[[ SOURCE MATERIAL, beginning ]]

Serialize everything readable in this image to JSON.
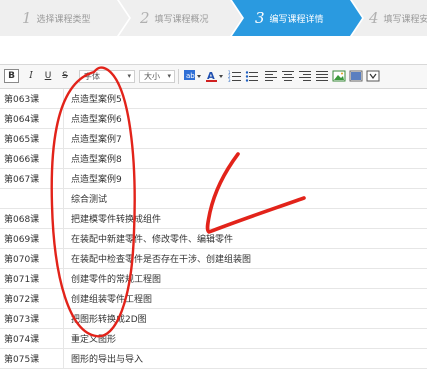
{
  "wizard": {
    "steps": [
      {
        "num": "1",
        "label": "选择课程类型",
        "active": false
      },
      {
        "num": "2",
        "label": "填写课程概况",
        "active": false
      },
      {
        "num": "3",
        "label": "编写课程详情",
        "active": true
      },
      {
        "num": "4",
        "label": "填写课程安排",
        "active": false
      }
    ],
    "active_color": "#2a9ae0",
    "inactive_color": "#efefef"
  },
  "toolbar": {
    "bold": "B",
    "italic": "I",
    "underline": "U",
    "strike": "S",
    "font_family_value": "字体",
    "font_size_value": "大小",
    "icons": [
      "highlight-color-icon",
      "font-color-icon",
      "ordered-list-icon",
      "unordered-list-icon",
      "align-left-icon",
      "align-center-icon",
      "align-right-icon",
      "align-justify-icon",
      "insert-image-icon",
      "insert-video-icon",
      "code-icon"
    ]
  },
  "lessons": [
    {
      "num": "第063课",
      "title": "点造型案例5"
    },
    {
      "num": "第064课",
      "title": "点造型案例6"
    },
    {
      "num": "第065课",
      "title": "点造型案例7"
    },
    {
      "num": "第066课",
      "title": "点造型案例8"
    },
    {
      "num": "第067课",
      "title": "点造型案例9"
    },
    {
      "num": "",
      "title": "综合测试"
    },
    {
      "num": "第068课",
      "title": "把建模零件转换成组件"
    },
    {
      "num": "第069课",
      "title": "在装配中新建零件、修改零件、编辑零件"
    },
    {
      "num": "第070课",
      "title": "在装配中检查零件是否存在干涉、创建组装图"
    },
    {
      "num": "第071课",
      "title": "创建零件的常规工程图"
    },
    {
      "num": "第072课",
      "title": "创建组装零件工程图"
    },
    {
      "num": "第073课",
      "title": "把图形转换成2D图"
    },
    {
      "num": "第074课",
      "title": "重定义图形"
    },
    {
      "num": "第075课",
      "title": "图形的导出与导入"
    }
  ],
  "annotation_color": "#e2231a"
}
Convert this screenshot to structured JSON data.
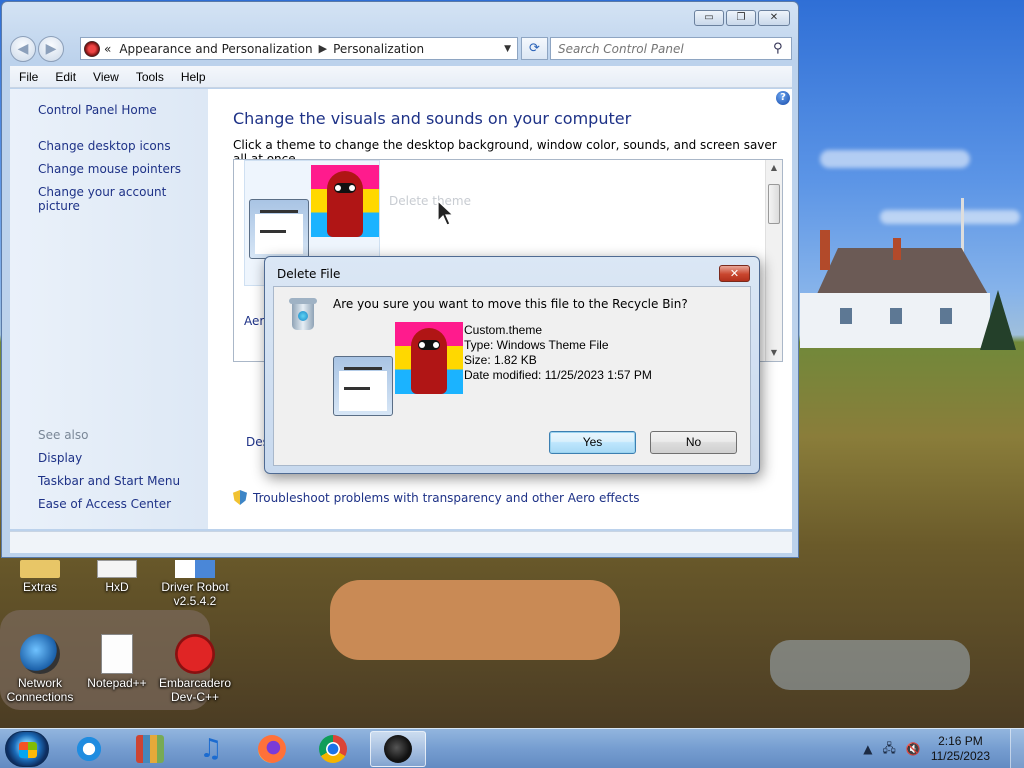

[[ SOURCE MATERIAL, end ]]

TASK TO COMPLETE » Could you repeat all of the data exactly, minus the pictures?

ANSWER SECTION »
Serialize everything readable in this image to JSON.
{
  "wizard": {
    "steps": [
      {
        "num": "1",
        "label": "选择课程类型",
        "active": false
      },
      {
        "num": "2",
        "label": "填写课程概况",
        "active": false
      },
      {
        "num": "3",
        "label": "编写课程详情",
        "active": true
      },
      {
        "num": "4",
        "label": "填写课程安排",
        "active": false
      }
    ],
    "active_color": "#2a9ae0",
    "inactive_color": "#efefef"
  },
  "toolbar": {
    "bold": "B",
    "italic": "I",
    "underline": "U",
    "strike": "S",
    "font_family_value": "字体",
    "font_size_value": "大小",
    "icons": [
      "highlight-color-icon",
      "font-color-icon",
      "ordered-list-icon",
      "unordered-list-icon",
      "align-left-icon",
      "align-center-icon",
      "align-right-icon",
      "align-justify-icon",
      "insert-image-icon",
      "insert-video-icon",
      "code-icon"
    ]
  },
  "lessons": [
    {
      "num": "第063课",
      "title": "点造型案例5"
    },
    {
      "num": "第064课",
      "title": "点造型案例6"
    },
    {
      "num": "第065课",
      "title": "点造型案例7"
    },
    {
      "num": "第066课",
      "title": "点造型案例8"
    },
    {
      "num": "第067课",
      "title": "点造型案例9"
    },
    {
      "num": "",
      "title": "综合测试"
    },
    {
      "num": "第068课",
      "title": "把建模零件转换成组件"
    },
    {
      "num": "第069课",
      "title": "在装配中新建零件、修改零件、编辑零件"
    },
    {
      "num": "第070课",
      "title": "在装配中检查零件是否存在干涉、创建组装图"
    },
    {
      "num": "第071课",
      "title": "创建零件的常规工程图"
    },
    {
      "num": "第072课",
      "title": "创建组装零件工程图"
    },
    {
      "num": "第073课",
      "title": "把图形转换成2D图"
    },
    {
      "num": "第074课",
      "title": "重定义图形"
    },
    {
      "num": "第075课",
      "title": "图形的导出与导入"
    }
  ],
  "annotation_color": "#e2231a"
}
Convert this screenshot to structured JSON data.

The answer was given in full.